WHAT IS NEEDED
Your answer must be an exact repetition of every record.

RECORDED INFORMATION
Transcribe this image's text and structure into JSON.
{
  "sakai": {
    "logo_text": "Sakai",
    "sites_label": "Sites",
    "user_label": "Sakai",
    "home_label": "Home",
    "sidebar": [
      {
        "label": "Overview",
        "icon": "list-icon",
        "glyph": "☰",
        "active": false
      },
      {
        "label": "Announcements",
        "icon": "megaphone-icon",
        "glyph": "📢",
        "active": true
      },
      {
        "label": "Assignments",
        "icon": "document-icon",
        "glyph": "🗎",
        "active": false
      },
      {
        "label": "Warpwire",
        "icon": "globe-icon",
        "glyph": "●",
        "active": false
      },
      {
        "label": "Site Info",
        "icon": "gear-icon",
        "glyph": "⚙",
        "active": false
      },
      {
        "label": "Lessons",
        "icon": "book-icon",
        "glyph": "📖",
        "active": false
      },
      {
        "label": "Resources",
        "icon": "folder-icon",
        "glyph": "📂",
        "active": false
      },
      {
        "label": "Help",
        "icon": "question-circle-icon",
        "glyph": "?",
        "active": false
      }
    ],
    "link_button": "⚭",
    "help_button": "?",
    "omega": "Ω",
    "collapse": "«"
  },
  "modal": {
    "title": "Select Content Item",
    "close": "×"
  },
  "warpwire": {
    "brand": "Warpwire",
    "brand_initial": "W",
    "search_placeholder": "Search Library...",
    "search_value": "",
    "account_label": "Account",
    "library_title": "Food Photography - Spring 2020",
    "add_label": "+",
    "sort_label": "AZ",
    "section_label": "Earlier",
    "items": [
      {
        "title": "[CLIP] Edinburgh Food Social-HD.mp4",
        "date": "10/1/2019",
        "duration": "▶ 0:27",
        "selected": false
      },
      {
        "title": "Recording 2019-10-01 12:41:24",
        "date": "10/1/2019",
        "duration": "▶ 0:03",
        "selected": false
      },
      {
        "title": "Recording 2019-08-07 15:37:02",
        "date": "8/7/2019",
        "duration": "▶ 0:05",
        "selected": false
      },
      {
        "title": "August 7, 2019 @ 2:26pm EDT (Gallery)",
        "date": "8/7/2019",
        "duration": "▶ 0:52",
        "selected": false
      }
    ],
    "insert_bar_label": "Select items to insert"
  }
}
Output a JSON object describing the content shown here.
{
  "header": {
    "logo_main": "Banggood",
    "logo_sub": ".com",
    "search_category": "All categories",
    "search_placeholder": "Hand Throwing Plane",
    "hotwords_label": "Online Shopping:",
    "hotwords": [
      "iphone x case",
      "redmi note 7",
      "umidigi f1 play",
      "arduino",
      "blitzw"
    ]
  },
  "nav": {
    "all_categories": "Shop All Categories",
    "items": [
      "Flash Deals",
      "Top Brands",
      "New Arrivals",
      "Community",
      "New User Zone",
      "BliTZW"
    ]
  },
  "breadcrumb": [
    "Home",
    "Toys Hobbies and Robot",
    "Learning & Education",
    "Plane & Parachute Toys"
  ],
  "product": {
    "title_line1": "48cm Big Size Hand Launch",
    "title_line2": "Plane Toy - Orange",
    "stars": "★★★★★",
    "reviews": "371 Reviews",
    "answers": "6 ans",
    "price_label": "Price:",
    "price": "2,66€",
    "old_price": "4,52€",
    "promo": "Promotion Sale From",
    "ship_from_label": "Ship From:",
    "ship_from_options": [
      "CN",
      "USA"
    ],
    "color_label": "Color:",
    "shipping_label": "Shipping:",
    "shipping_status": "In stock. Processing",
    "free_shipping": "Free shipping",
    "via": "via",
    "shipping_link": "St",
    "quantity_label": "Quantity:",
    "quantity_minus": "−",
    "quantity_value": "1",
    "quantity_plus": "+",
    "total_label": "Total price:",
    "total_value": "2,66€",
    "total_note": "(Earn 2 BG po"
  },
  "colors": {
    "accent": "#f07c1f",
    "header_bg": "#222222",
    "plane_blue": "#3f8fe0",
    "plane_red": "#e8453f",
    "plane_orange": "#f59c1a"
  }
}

OUTPUT OF THE TASK
Transcribe this image's text and structure into JSON.
{
  "sakai": {
    "logo_text": "Sakai",
    "sites_label": "Sites",
    "user_label": "Sakai",
    "home_label": "Home",
    "sidebar": [
      {
        "label": "Overview",
        "icon": "list-icon",
        "glyph": "☰",
        "active": false
      },
      {
        "label": "Announcements",
        "icon": "megaphone-icon",
        "glyph": "📢",
        "active": true
      },
      {
        "label": "Assignments",
        "icon": "document-icon",
        "glyph": "🗎",
        "active": false
      },
      {
        "label": "Warpwire",
        "icon": "globe-icon",
        "glyph": "●",
        "active": false
      },
      {
        "label": "Site Info",
        "icon": "gear-icon",
        "glyph": "⚙",
        "active": false
      },
      {
        "label": "Lessons",
        "icon": "book-icon",
        "glyph": "📖",
        "active": false
      },
      {
        "label": "Resources",
        "icon": "folder-icon",
        "glyph": "📂",
        "active": false
      },
      {
        "label": "Help",
        "icon": "question-circle-icon",
        "glyph": "?",
        "active": false
      }
    ],
    "link_button": "⚭",
    "help_button": "?",
    "omega": "Ω",
    "collapse": "«"
  },
  "modal": {
    "title": "Select Content Item",
    "close": "×"
  },
  "warpwire": {
    "brand": "Warpwire",
    "brand_initial": "W",
    "search_placeholder": "Search Library...",
    "search_value": "",
    "account_label": "Account",
    "library_title": "Food Photography - Spring 2020",
    "add_label": "+",
    "sort_label": "AZ",
    "section_label": "Earlier",
    "items": [
      {
        "title": "[CLIP] Edinburgh Food Social-HD.mp4",
        "date": "10/1/2019",
        "duration": "▶ 0:27",
        "selected": false
      },
      {
        "title": "Recording 2019-10-01 12:41:24",
        "date": "10/1/2019",
        "duration": "▶ 0:03",
        "selected": false
      },
      {
        "title": "Recording 2019-08-07 15:37:02",
        "date": "8/7/2019",
        "duration": "▶ 0:05",
        "selected": false
      },
      {
        "title": "August 7, 2019 @ 2:26pm EDT (Gallery)",
        "date": "8/7/2019",
        "duration": "▶ 0:52",
        "selected": false
      }
    ],
    "insert_bar_label": "Select items to insert"
  }
}
Output a JSON object describing the content shown here.
{
  "header": {
    "logo_main": "Banggood",
    "logo_sub": ".com",
    "search_category": "All categories",
    "search_placeholder": "Hand Throwing Plane",
    "hotwords_label": "Online Shopping:",
    "hotwords": [
      "iphone x case",
      "redmi note 7",
      "umidigi f1 play",
      "arduino",
      "blitzw"
    ]
  },
  "nav": {
    "all_categories": "Shop All Categories",
    "items": [
      "Flash Deals",
      "Top Brands",
      "New Arrivals",
      "Community",
      "New User Zone",
      "BliTZW"
    ]
  },
  "breadcrumb": [
    "Home",
    "Toys Hobbies and Robot",
    "Learning & Education",
    "Plane & Parachute Toys"
  ],
  "product": {
    "title_line1": "48cm Big Size Hand Launch",
    "title_line2": "Plane Toy - Orange",
    "stars": "★★★★★",
    "reviews": "371 Reviews",
    "answers": "6 ans",
    "price_label": "Price:",
    "price": "2,66€",
    "old_price": "4,52€",
    "promo": "Promotion Sale From",
    "ship_from_label": "Ship From:",
    "ship_from_options": [
      "CN",
      "USA"
    ],
    "color_label": "Color:",
    "shipping_label": "Shipping:",
    "shipping_status": "In stock. Processing",
    "free_shipping": "Free shipping",
    "via": "via",
    "shipping_link": "St",
    "quantity_label": "Quantity:",
    "quantity_minus": "−",
    "quantity_value": "1",
    "quantity_plus": "+",
    "total_label": "Total price:",
    "total_value": "2,66€",
    "total_note": "(Earn 2 BG po"
  },
  "colors": {
    "accent": "#f07c1f",
    "header_bg": "#222222",
    "plane_blue": "#3f8fe0",
    "plane_red": "#e8453f",
    "plane_orange": "#f59c1a"
  }
}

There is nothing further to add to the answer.